But let’s take a look at the other, more important base numbers. In those, there was a notable improvement in this series from the two prior against Texas and Houston.
When we look at the team’s on-base percentage against the Angels, it jumped to a robust .361. On the last road trip, it was just .308.
The Mariners also had a slugging percentage of .426 against the Angels, compared to .375 on the prior trip. And remember, that’s at Safeco Field compared to the hitting-friendly confines of the two Texas parks.
Overall, that’s an OPS of .787 here compared to .683 in those two prior series.
You want something like batting average?
It was .295 in this recent series compared to .240 on the last road trip.
So, rather than the Mariners being fortunate not to have had the same rate of losses this past home series than they did on that 1-5 trip, I’ll submit the opposite. That the Mariners were probably a bit unlucky in their offensive results and that’s about the only thing that kept them from sweeping.
The Mariners stranded 33 runners on base in this series just concluded: an average of 8.2 per game.
On the road trip, they left 45 on base: 7.5 per game.
Prior to the trip, they were averaging 6.5 runners per game left on.
So, I’ll submit that the Mariners have spent the past 10 days leaving more runners on than usual. That’s why they and you have been so frustrated with their runners in scoring position futility.
But, I’ll also point out that, the first 17 games of the season prior to the last road trip, the Mariners had a .224 batting average, a .286 OBP, slugged . 359 and put up an OPS of .645.

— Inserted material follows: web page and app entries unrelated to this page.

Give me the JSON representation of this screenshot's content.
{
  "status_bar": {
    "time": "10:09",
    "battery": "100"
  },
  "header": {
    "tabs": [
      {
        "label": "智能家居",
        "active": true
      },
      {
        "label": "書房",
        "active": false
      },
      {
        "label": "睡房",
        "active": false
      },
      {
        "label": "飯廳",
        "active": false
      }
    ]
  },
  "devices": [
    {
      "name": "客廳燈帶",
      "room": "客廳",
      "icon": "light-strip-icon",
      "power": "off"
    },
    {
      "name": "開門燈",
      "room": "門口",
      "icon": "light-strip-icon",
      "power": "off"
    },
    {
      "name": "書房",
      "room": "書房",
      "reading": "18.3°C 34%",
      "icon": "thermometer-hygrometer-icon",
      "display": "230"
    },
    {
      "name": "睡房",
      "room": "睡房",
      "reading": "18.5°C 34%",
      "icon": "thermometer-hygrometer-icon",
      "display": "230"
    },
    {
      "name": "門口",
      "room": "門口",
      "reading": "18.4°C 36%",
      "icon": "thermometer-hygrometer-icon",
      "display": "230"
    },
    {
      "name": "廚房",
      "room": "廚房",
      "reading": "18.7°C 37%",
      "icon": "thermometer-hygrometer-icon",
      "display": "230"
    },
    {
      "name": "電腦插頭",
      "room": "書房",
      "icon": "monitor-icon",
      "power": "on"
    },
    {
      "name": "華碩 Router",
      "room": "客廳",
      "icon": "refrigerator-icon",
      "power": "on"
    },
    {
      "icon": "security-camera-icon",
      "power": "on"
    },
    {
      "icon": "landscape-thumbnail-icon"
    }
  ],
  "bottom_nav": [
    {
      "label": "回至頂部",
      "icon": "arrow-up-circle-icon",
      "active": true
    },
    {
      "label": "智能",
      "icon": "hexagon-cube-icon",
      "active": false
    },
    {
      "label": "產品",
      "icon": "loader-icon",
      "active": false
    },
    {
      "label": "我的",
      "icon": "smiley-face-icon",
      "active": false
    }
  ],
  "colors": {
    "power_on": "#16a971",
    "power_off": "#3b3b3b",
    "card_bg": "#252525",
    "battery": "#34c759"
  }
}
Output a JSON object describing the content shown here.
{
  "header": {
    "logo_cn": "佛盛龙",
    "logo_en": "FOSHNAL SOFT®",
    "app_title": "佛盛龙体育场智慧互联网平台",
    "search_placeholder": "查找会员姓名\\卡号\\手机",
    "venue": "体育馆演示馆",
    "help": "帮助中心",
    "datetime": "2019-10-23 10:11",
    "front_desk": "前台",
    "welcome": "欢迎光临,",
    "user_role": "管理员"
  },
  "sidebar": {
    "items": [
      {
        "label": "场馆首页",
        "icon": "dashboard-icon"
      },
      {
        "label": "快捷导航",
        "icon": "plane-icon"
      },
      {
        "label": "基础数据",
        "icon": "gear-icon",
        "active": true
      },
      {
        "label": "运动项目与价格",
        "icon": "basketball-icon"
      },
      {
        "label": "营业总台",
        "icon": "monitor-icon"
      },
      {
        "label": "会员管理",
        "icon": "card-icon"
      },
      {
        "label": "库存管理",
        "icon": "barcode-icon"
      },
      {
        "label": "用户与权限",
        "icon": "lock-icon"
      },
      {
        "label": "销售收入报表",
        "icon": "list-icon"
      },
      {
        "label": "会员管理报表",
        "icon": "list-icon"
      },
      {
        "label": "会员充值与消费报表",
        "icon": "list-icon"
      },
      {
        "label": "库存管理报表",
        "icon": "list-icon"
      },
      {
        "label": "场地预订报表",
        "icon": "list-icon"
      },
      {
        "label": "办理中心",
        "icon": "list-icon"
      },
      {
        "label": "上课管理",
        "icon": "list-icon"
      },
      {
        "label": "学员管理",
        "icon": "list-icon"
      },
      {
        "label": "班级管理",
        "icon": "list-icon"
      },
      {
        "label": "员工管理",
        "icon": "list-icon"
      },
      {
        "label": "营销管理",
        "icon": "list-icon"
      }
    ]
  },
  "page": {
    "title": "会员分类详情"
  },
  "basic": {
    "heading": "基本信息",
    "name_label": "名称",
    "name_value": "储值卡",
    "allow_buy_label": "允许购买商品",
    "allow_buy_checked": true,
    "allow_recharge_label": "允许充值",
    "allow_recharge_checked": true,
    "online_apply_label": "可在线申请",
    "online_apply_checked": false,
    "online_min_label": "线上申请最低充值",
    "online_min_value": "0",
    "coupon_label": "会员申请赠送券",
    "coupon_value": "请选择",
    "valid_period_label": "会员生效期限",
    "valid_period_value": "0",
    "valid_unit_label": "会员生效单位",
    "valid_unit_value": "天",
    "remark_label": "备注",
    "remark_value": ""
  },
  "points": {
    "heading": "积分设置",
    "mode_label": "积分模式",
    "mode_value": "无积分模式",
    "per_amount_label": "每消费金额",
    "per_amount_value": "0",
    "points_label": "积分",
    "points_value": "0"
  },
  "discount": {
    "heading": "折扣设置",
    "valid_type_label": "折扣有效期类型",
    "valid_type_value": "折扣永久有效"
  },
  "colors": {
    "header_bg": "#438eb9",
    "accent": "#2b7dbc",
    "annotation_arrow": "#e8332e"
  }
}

Constrast that with the .295/.361/.426 slash line and .787 OPS in this series just concluded and it’s clear the Mariners were doing all the right things offensively that should lead to much higher scoring — in theory — than we just saw.
No, this is not a finished product. The Mariners do have to eventually start getting those runs home.
But there was nothing “lucky” about this series victory. The Mariners were clearly better in both the pitching and offensive aspects from what they’d been doing all season.
If anything, it was the Angels who were a bit fortunate the series was even this close.
Now, the Mariners have to keep on playing at this higher level. If they revert to prior form, we’ll be having a much different conversation this time next week.